*What you should do*
Reproduce every entry word for word. Drop all pictures from the copy.

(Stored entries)
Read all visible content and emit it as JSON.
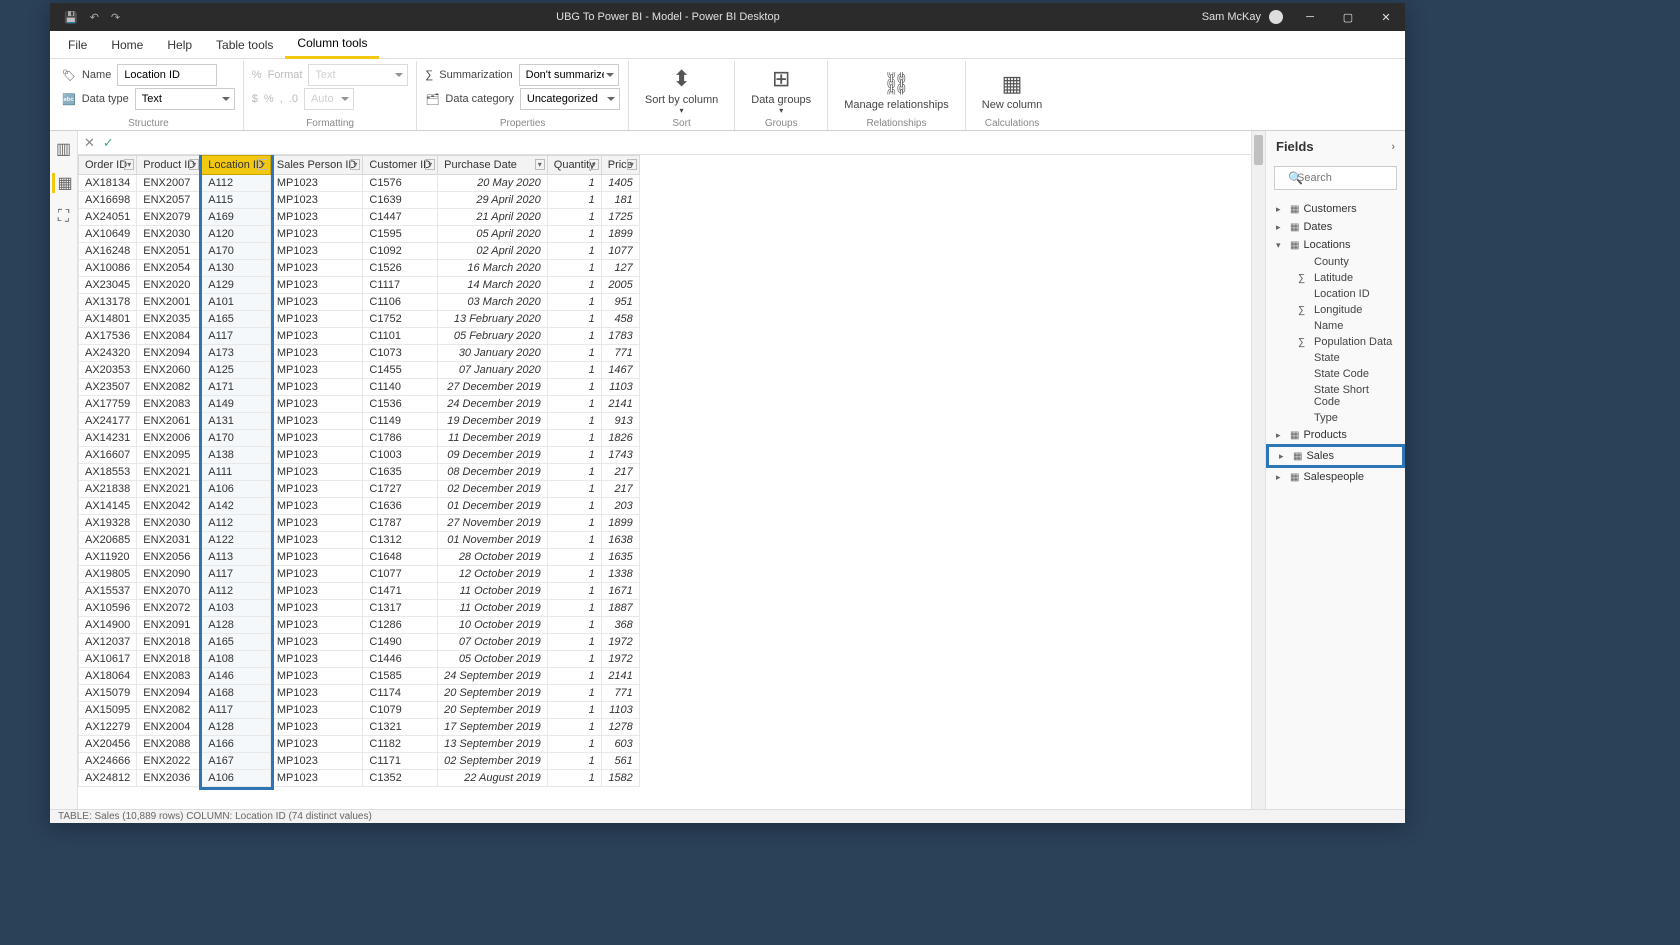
{
  "titlebar": {
    "title": "UBG To Power BI - Model - Power BI Desktop",
    "user": "Sam McKay"
  },
  "menubar": [
    "File",
    "Home",
    "Help",
    "Table tools",
    "Column tools"
  ],
  "menubar_active": 4,
  "ribbon": {
    "structure": {
      "name_label": "Name",
      "name_value": "Location ID",
      "datatype_label": "Data type",
      "datatype_value": "Text"
    },
    "formatting": {
      "format_label": "Format",
      "format_value": "Text",
      "auto": "Auto"
    },
    "properties": {
      "summarization_label": "Summarization",
      "summarization_value": "Don't summarize",
      "datacategory_label": "Data category",
      "datacategory_value": "Uncategorized"
    },
    "sort": "Sort by column",
    "groups": "Data groups",
    "relationships": "Manage relationships",
    "calculations": "New column",
    "group_labels": {
      "structure": "Structure",
      "formatting": "Formatting",
      "properties": "Properties",
      "sort": "Sort",
      "groups": "Groups",
      "relationships": "Relationships",
      "calculations": "Calculations"
    }
  },
  "columns": [
    "Order ID",
    "Product ID",
    "Location ID",
    "Sales Person ID",
    "Customer ID",
    "Purchase Date",
    "Quantity",
    "Price"
  ],
  "selected_col": 2,
  "rows": [
    [
      "AX18134",
      "ENX2007",
      "A112",
      "MP1023",
      "C1576",
      "20 May 2020",
      "1",
      "1405"
    ],
    [
      "AX16698",
      "ENX2057",
      "A115",
      "MP1023",
      "C1639",
      "29 April 2020",
      "1",
      "181"
    ],
    [
      "AX24051",
      "ENX2079",
      "A169",
      "MP1023",
      "C1447",
      "21 April 2020",
      "1",
      "1725"
    ],
    [
      "AX10649",
      "ENX2030",
      "A120",
      "MP1023",
      "C1595",
      "05 April 2020",
      "1",
      "1899"
    ],
    [
      "AX16248",
      "ENX2051",
      "A170",
      "MP1023",
      "C1092",
      "02 April 2020",
      "1",
      "1077"
    ],
    [
      "AX10086",
      "ENX2054",
      "A130",
      "MP1023",
      "C1526",
      "16 March 2020",
      "1",
      "127"
    ],
    [
      "AX23045",
      "ENX2020",
      "A129",
      "MP1023",
      "C1117",
      "14 March 2020",
      "1",
      "2005"
    ],
    [
      "AX13178",
      "ENX2001",
      "A101",
      "MP1023",
      "C1106",
      "03 March 2020",
      "1",
      "951"
    ],
    [
      "AX14801",
      "ENX2035",
      "A165",
      "MP1023",
      "C1752",
      "13 February 2020",
      "1",
      "458"
    ],
    [
      "AX17536",
      "ENX2084",
      "A117",
      "MP1023",
      "C1101",
      "05 February 2020",
      "1",
      "1783"
    ],
    [
      "AX24320",
      "ENX2094",
      "A173",
      "MP1023",
      "C1073",
      "30 January 2020",
      "1",
      "771"
    ],
    [
      "AX20353",
      "ENX2060",
      "A125",
      "MP1023",
      "C1455",
      "07 January 2020",
      "1",
      "1467"
    ],
    [
      "AX23507",
      "ENX2082",
      "A171",
      "MP1023",
      "C1140",
      "27 December 2019",
      "1",
      "1103"
    ],
    [
      "AX17759",
      "ENX2083",
      "A149",
      "MP1023",
      "C1536",
      "24 December 2019",
      "1",
      "2141"
    ],
    [
      "AX24177",
      "ENX2061",
      "A131",
      "MP1023",
      "C1149",
      "19 December 2019",
      "1",
      "913"
    ],
    [
      "AX14231",
      "ENX2006",
      "A170",
      "MP1023",
      "C1786",
      "11 December 2019",
      "1",
      "1826"
    ],
    [
      "AX16607",
      "ENX2095",
      "A138",
      "MP1023",
      "C1003",
      "09 December 2019",
      "1",
      "1743"
    ],
    [
      "AX18553",
      "ENX2021",
      "A111",
      "MP1023",
      "C1635",
      "08 December 2019",
      "1",
      "217"
    ],
    [
      "AX21838",
      "ENX2021",
      "A106",
      "MP1023",
      "C1727",
      "02 December 2019",
      "1",
      "217"
    ],
    [
      "AX14145",
      "ENX2042",
      "A142",
      "MP1023",
      "C1636",
      "01 December 2019",
      "1",
      "203"
    ],
    [
      "AX19328",
      "ENX2030",
      "A112",
      "MP1023",
      "C1787",
      "27 November 2019",
      "1",
      "1899"
    ],
    [
      "AX20685",
      "ENX2031",
      "A122",
      "MP1023",
      "C1312",
      "01 November 2019",
      "1",
      "1638"
    ],
    [
      "AX11920",
      "ENX2056",
      "A113",
      "MP1023",
      "C1648",
      "28 October 2019",
      "1",
      "1635"
    ],
    [
      "AX19805",
      "ENX2090",
      "A117",
      "MP1023",
      "C1077",
      "12 October 2019",
      "1",
      "1338"
    ],
    [
      "AX15537",
      "ENX2070",
      "A112",
      "MP1023",
      "C1471",
      "11 October 2019",
      "1",
      "1671"
    ],
    [
      "AX10596",
      "ENX2072",
      "A103",
      "MP1023",
      "C1317",
      "11 October 2019",
      "1",
      "1887"
    ],
    [
      "AX14900",
      "ENX2091",
      "A128",
      "MP1023",
      "C1286",
      "10 October 2019",
      "1",
      "368"
    ],
    [
      "AX12037",
      "ENX2018",
      "A165",
      "MP1023",
      "C1490",
      "07 October 2019",
      "1",
      "1972"
    ],
    [
      "AX10617",
      "ENX2018",
      "A108",
      "MP1023",
      "C1446",
      "05 October 2019",
      "1",
      "1972"
    ],
    [
      "AX18064",
      "ENX2083",
      "A146",
      "MP1023",
      "C1585",
      "24 September 2019",
      "1",
      "2141"
    ],
    [
      "AX15079",
      "ENX2094",
      "A168",
      "MP1023",
      "C1174",
      "20 September 2019",
      "1",
      "771"
    ],
    [
      "AX15095",
      "ENX2082",
      "A117",
      "MP1023",
      "C1079",
      "20 September 2019",
      "1",
      "1103"
    ],
    [
      "AX12279",
      "ENX2004",
      "A128",
      "MP1023",
      "C1321",
      "17 September 2019",
      "1",
      "1278"
    ],
    [
      "AX20456",
      "ENX2088",
      "A166",
      "MP1023",
      "C1182",
      "13 September 2019",
      "1",
      "603"
    ],
    [
      "AX24666",
      "ENX2022",
      "A167",
      "MP1023",
      "C1171",
      "02 September 2019",
      "1",
      "561"
    ],
    [
      "AX24812",
      "ENX2036",
      "A106",
      "MP1023",
      "C1352",
      "22 August 2019",
      "1",
      "1582"
    ]
  ],
  "col_align": [
    "l",
    "l",
    "l",
    "l",
    "l",
    "date",
    "num",
    "num"
  ],
  "fields": {
    "header": "Fields",
    "search_placeholder": "Search",
    "tables": [
      {
        "name": "Customers",
        "expanded": false
      },
      {
        "name": "Dates",
        "expanded": false
      },
      {
        "name": "Locations",
        "expanded": true,
        "fields": [
          {
            "name": "County"
          },
          {
            "name": "Latitude",
            "sigma": true
          },
          {
            "name": "Location ID"
          },
          {
            "name": "Longitude",
            "sigma": true
          },
          {
            "name": "Name"
          },
          {
            "name": "Population Data",
            "sigma": true
          },
          {
            "name": "State"
          },
          {
            "name": "State Code"
          },
          {
            "name": "State Short Code"
          },
          {
            "name": "Type"
          }
        ]
      },
      {
        "name": "Products",
        "expanded": false
      },
      {
        "name": "Sales",
        "expanded": false,
        "highlight": true
      },
      {
        "name": "Salespeople",
        "expanded": false
      }
    ]
  },
  "statusbar": "TABLE: Sales (10,889 rows)  COLUMN: Location ID (74 distinct values)"
}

*Result for this exercise*
Read all visible content and emit it as JSON.
{
  "titlebar": {
    "title": "UBG To Power BI - Model - Power BI Desktop",
    "user": "Sam McKay"
  },
  "menubar": [
    "File",
    "Home",
    "Help",
    "Table tools",
    "Column tools"
  ],
  "menubar_active": 4,
  "ribbon": {
    "structure": {
      "name_label": "Name",
      "name_value": "Location ID",
      "datatype_label": "Data type",
      "datatype_value": "Text"
    },
    "formatting": {
      "format_label": "Format",
      "format_value": "Text",
      "auto": "Auto"
    },
    "properties": {
      "summarization_label": "Summarization",
      "summarization_value": "Don't summarize",
      "datacategory_label": "Data category",
      "datacategory_value": "Uncategorized"
    },
    "sort": "Sort by column",
    "groups": "Data groups",
    "relationships": "Manage relationships",
    "calculations": "New column",
    "group_labels": {
      "structure": "Structure",
      "formatting": "Formatting",
      "properties": "Properties",
      "sort": "Sort",
      "groups": "Groups",
      "relationships": "Relationships",
      "calculations": "Calculations"
    }
  },
  "columns": [
    "Order ID",
    "Product ID",
    "Location ID",
    "Sales Person ID",
    "Customer ID",
    "Purchase Date",
    "Quantity",
    "Price"
  ],
  "selected_col": 2,
  "rows": [
    [
      "AX18134",
      "ENX2007",
      "A112",
      "MP1023",
      "C1576",
      "20 May 2020",
      "1",
      "1405"
    ],
    [
      "AX16698",
      "ENX2057",
      "A115",
      "MP1023",
      "C1639",
      "29 April 2020",
      "1",
      "181"
    ],
    [
      "AX24051",
      "ENX2079",
      "A169",
      "MP1023",
      "C1447",
      "21 April 2020",
      "1",
      "1725"
    ],
    [
      "AX10649",
      "ENX2030",
      "A120",
      "MP1023",
      "C1595",
      "05 April 2020",
      "1",
      "1899"
    ],
    [
      "AX16248",
      "ENX2051",
      "A170",
      "MP1023",
      "C1092",
      "02 April 2020",
      "1",
      "1077"
    ],
    [
      "AX10086",
      "ENX2054",
      "A130",
      "MP1023",
      "C1526",
      "16 March 2020",
      "1",
      "127"
    ],
    [
      "AX23045",
      "ENX2020",
      "A129",
      "MP1023",
      "C1117",
      "14 March 2020",
      "1",
      "2005"
    ],
    [
      "AX13178",
      "ENX2001",
      "A101",
      "MP1023",
      "C1106",
      "03 March 2020",
      "1",
      "951"
    ],
    [
      "AX14801",
      "ENX2035",
      "A165",
      "MP1023",
      "C1752",
      "13 February 2020",
      "1",
      "458"
    ],
    [
      "AX17536",
      "ENX2084",
      "A117",
      "MP1023",
      "C1101",
      "05 February 2020",
      "1",
      "1783"
    ],
    [
      "AX24320",
      "ENX2094",
      "A173",
      "MP1023",
      "C1073",
      "30 January 2020",
      "1",
      "771"
    ],
    [
      "AX20353",
      "ENX2060",
      "A125",
      "MP1023",
      "C1455",
      "07 January 2020",
      "1",
      "1467"
    ],
    [
      "AX23507",
      "ENX2082",
      "A171",
      "MP1023",
      "C1140",
      "27 December 2019",
      "1",
      "1103"
    ],
    [
      "AX17759",
      "ENX2083",
      "A149",
      "MP1023",
      "C1536",
      "24 December 2019",
      "1",
      "2141"
    ],
    [
      "AX24177",
      "ENX2061",
      "A131",
      "MP1023",
      "C1149",
      "19 December 2019",
      "1",
      "913"
    ],
    [
      "AX14231",
      "ENX2006",
      "A170",
      "MP1023",
      "C1786",
      "11 December 2019",
      "1",
      "1826"
    ],
    [
      "AX16607",
      "ENX2095",
      "A138",
      "MP1023",
      "C1003",
      "09 December 2019",
      "1",
      "1743"
    ],
    [
      "AX18553",
      "ENX2021",
      "A111",
      "MP1023",
      "C1635",
      "08 December 2019",
      "1",
      "217"
    ],
    [
      "AX21838",
      "ENX2021",
      "A106",
      "MP1023",
      "C1727",
      "02 December 2019",
      "1",
      "217"
    ],
    [
      "AX14145",
      "ENX2042",
      "A142",
      "MP1023",
      "C1636",
      "01 December 2019",
      "1",
      "203"
    ],
    [
      "AX19328",
      "ENX2030",
      "A112",
      "MP1023",
      "C1787",
      "27 November 2019",
      "1",
      "1899"
    ],
    [
      "AX20685",
      "ENX2031",
      "A122",
      "MP1023",
      "C1312",
      "01 November 2019",
      "1",
      "1638"
    ],
    [
      "AX11920",
      "ENX2056",
      "A113",
      "MP1023",
      "C1648",
      "28 October 2019",
      "1",
      "1635"
    ],
    [
      "AX19805",
      "ENX2090",
      "A117",
      "MP1023",
      "C1077",
      "12 October 2019",
      "1",
      "1338"
    ],
    [
      "AX15537",
      "ENX2070",
      "A112",
      "MP1023",
      "C1471",
      "11 October 2019",
      "1",
      "1671"
    ],
    [
      "AX10596",
      "ENX2072",
      "A103",
      "MP1023",
      "C1317",
      "11 October 2019",
      "1",
      "1887"
    ],
    [
      "AX14900",
      "ENX2091",
      "A128",
      "MP1023",
      "C1286",
      "10 October 2019",
      "1",
      "368"
    ],
    [
      "AX12037",
      "ENX2018",
      "A165",
      "MP1023",
      "C1490",
      "07 October 2019",
      "1",
      "1972"
    ],
    [
      "AX10617",
      "ENX2018",
      "A108",
      "MP1023",
      "C1446",
      "05 October 2019",
      "1",
      "1972"
    ],
    [
      "AX18064",
      "ENX2083",
      "A146",
      "MP1023",
      "C1585",
      "24 September 2019",
      "1",
      "2141"
    ],
    [
      "AX15079",
      "ENX2094",
      "A168",
      "MP1023",
      "C1174",
      "20 September 2019",
      "1",
      "771"
    ],
    [
      "AX15095",
      "ENX2082",
      "A117",
      "MP1023",
      "C1079",
      "20 September 2019",
      "1",
      "1103"
    ],
    [
      "AX12279",
      "ENX2004",
      "A128",
      "MP1023",
      "C1321",
      "17 September 2019",
      "1",
      "1278"
    ],
    [
      "AX20456",
      "ENX2088",
      "A166",
      "MP1023",
      "C1182",
      "13 September 2019",
      "1",
      "603"
    ],
    [
      "AX24666",
      "ENX2022",
      "A167",
      "MP1023",
      "C1171",
      "02 September 2019",
      "1",
      "561"
    ],
    [
      "AX24812",
      "ENX2036",
      "A106",
      "MP1023",
      "C1352",
      "22 August 2019",
      "1",
      "1582"
    ]
  ],
  "col_align": [
    "l",
    "l",
    "l",
    "l",
    "l",
    "date",
    "num",
    "num"
  ],
  "fields": {
    "header": "Fields",
    "search_placeholder": "Search",
    "tables": [
      {
        "name": "Customers",
        "expanded": false
      },
      {
        "name": "Dates",
        "expanded": false
      },
      {
        "name": "Locations",
        "expanded": true,
        "fields": [
          {
            "name": "County"
          },
          {
            "name": "Latitude",
            "sigma": true
          },
          {
            "name": "Location ID"
          },
          {
            "name": "Longitude",
            "sigma": true
          },
          {
            "name": "Name"
          },
          {
            "name": "Population Data",
            "sigma": true
          },
          {
            "name": "State"
          },
          {
            "name": "State Code"
          },
          {
            "name": "State Short Code"
          },
          {
            "name": "Type"
          }
        ]
      },
      {
        "name": "Products",
        "expanded": false
      },
      {
        "name": "Sales",
        "expanded": false,
        "highlight": true
      },
      {
        "name": "Salespeople",
        "expanded": false
      }
    ]
  },
  "statusbar": "TABLE: Sales (10,889 rows)  COLUMN: Location ID (74 distinct values)"
}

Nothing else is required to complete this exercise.